- [DATASET EXCERPTS]
= = =
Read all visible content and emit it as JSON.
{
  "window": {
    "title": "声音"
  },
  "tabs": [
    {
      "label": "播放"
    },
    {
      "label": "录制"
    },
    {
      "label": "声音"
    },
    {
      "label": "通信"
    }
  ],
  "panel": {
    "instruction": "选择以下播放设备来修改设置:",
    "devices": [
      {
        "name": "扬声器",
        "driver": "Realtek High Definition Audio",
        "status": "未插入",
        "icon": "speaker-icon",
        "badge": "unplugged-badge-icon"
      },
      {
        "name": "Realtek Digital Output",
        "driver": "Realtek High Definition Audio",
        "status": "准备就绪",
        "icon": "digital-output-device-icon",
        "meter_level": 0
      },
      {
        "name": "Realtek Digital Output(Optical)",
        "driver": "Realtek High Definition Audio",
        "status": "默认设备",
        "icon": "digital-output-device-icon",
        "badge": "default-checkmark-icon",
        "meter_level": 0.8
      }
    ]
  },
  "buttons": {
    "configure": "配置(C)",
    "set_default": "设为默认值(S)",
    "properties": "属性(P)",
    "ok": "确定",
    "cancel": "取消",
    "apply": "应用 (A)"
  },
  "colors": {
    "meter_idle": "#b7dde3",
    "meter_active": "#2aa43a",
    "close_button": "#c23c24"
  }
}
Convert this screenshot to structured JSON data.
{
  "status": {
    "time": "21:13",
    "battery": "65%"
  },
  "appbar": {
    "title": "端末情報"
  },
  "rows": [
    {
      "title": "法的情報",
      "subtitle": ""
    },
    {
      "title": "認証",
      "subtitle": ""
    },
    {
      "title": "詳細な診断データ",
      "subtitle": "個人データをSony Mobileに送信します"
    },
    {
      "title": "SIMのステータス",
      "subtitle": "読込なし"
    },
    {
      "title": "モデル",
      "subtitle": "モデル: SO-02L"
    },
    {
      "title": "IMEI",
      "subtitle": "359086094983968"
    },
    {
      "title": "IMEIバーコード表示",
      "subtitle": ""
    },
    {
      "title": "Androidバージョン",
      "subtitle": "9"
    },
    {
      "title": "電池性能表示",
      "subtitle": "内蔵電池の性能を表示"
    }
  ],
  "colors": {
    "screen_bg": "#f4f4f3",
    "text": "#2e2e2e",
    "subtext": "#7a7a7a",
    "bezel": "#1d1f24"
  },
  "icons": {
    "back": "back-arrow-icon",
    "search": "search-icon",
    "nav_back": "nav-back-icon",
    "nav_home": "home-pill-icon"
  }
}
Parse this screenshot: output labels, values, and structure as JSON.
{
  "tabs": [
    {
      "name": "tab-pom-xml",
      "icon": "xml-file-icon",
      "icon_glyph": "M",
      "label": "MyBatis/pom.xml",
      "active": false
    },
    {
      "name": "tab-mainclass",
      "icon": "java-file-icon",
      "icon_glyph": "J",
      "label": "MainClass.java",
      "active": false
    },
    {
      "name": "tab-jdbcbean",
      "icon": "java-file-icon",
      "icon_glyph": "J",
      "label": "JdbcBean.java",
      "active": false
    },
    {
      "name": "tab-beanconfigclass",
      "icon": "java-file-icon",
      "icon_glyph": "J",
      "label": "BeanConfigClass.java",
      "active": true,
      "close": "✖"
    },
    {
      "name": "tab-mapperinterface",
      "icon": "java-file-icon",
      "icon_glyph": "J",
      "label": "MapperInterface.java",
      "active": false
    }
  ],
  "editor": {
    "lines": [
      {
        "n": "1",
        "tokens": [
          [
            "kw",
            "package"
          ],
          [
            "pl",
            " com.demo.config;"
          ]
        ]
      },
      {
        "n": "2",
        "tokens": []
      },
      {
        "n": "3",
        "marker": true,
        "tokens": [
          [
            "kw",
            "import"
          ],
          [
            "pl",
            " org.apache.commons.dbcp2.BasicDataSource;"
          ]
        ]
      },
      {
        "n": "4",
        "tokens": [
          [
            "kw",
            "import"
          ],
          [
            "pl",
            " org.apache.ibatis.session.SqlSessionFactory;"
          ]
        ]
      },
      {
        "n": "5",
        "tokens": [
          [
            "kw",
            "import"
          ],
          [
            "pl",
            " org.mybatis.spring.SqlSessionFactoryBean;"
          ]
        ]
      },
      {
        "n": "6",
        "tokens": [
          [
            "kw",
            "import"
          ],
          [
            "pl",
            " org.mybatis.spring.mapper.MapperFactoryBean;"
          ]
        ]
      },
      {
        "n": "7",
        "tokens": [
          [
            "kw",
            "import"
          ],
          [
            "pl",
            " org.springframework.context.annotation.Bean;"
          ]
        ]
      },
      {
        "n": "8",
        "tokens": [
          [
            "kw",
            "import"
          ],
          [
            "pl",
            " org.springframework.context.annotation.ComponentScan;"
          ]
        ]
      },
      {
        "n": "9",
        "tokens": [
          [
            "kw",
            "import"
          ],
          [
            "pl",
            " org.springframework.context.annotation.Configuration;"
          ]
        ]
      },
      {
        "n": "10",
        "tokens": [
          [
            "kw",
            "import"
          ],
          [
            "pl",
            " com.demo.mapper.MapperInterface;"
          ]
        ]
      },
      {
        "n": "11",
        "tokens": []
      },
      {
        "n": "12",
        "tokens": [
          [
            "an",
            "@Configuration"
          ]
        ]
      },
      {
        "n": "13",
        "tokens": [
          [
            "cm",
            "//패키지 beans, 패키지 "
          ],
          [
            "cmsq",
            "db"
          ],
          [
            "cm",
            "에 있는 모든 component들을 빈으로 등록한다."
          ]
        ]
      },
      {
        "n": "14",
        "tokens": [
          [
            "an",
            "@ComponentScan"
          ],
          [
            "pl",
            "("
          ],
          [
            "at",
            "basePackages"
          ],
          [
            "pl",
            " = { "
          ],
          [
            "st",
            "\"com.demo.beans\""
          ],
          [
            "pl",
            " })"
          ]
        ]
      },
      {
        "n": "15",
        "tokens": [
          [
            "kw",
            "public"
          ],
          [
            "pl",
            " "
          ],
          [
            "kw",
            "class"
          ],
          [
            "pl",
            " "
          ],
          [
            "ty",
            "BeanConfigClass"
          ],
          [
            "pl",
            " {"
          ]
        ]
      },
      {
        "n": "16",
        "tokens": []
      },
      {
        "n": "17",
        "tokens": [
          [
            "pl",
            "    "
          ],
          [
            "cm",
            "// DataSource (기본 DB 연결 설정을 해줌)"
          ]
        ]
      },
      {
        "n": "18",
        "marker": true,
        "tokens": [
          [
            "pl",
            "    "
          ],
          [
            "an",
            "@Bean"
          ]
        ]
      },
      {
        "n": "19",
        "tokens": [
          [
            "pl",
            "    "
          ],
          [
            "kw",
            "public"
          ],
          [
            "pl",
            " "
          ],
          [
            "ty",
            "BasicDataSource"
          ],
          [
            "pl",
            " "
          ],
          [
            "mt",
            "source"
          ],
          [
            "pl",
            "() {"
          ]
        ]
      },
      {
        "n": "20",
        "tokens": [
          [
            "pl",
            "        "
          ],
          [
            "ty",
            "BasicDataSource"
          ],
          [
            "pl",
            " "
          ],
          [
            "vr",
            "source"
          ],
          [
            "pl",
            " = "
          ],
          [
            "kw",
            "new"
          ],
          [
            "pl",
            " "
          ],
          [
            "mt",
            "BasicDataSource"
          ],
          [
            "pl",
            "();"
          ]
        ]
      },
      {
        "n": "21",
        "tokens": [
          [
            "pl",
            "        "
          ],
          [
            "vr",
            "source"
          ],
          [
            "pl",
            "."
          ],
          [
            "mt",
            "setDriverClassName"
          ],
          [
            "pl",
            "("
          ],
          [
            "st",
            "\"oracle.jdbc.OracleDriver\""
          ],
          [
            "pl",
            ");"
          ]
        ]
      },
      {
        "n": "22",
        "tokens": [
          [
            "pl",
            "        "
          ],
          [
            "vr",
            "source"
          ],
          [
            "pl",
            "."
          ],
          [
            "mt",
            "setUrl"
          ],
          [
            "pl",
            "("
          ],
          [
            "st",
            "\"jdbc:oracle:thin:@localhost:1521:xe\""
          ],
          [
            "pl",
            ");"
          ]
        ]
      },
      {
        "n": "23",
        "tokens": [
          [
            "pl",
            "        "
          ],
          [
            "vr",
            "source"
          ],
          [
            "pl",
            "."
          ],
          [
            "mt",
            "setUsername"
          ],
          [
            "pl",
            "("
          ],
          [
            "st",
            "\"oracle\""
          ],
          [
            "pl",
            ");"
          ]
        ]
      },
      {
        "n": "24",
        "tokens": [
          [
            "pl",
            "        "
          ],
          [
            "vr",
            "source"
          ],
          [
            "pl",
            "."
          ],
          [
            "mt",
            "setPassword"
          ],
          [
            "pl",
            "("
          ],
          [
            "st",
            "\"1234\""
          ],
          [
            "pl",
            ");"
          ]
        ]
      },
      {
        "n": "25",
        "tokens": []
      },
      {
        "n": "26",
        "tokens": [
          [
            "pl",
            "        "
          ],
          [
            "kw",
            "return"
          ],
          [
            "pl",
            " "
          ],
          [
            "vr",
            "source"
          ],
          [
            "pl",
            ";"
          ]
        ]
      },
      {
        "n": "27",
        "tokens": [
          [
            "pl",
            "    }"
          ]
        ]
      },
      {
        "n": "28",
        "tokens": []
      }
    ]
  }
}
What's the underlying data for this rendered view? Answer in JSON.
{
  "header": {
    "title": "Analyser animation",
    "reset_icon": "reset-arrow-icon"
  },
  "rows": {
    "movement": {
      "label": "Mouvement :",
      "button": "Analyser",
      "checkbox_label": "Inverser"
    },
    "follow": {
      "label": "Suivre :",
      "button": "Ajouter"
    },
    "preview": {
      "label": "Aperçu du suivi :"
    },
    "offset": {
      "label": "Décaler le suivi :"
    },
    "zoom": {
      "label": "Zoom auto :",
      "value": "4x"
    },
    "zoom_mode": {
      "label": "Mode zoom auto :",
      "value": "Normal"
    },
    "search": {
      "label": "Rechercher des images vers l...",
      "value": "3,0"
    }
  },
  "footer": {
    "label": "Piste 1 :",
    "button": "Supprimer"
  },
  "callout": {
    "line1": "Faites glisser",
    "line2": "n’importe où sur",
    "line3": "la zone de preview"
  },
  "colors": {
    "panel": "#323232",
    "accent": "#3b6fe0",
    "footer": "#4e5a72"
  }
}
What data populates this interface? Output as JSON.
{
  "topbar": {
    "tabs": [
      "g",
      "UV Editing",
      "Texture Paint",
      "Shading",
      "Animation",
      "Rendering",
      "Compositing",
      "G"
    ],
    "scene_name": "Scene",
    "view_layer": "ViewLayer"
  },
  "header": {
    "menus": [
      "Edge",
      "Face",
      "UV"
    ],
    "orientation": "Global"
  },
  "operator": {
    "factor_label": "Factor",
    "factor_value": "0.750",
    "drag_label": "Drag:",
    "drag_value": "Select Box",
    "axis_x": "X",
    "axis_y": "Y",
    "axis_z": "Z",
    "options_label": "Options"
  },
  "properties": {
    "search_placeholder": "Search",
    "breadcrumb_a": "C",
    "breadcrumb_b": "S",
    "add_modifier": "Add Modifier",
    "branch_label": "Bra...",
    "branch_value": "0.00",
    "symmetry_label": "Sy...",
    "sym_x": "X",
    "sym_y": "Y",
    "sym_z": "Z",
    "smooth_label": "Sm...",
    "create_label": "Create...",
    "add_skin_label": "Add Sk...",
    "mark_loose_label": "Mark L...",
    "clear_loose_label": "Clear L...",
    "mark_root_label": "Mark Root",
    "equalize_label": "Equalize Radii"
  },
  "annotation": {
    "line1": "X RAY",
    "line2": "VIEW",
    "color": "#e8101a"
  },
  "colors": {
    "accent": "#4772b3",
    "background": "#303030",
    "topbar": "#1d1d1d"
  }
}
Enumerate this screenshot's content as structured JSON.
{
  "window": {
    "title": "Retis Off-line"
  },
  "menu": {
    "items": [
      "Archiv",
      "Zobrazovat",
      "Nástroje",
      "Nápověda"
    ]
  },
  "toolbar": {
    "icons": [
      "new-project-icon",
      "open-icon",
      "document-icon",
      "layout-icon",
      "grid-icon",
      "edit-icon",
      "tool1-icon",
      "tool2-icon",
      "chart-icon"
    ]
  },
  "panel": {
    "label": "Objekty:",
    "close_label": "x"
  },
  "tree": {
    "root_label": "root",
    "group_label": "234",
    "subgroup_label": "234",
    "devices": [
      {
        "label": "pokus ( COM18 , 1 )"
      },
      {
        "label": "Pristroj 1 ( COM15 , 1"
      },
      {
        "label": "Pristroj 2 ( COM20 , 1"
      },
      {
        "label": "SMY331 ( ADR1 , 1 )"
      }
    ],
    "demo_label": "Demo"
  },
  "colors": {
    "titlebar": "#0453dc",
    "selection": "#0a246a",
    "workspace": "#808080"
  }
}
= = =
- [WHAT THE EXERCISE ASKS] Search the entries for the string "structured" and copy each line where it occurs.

- [EXERCISE OUTPUT]
Convert this screenshot to structured JSON data.
Enumerate this screenshot's content as structured JSON.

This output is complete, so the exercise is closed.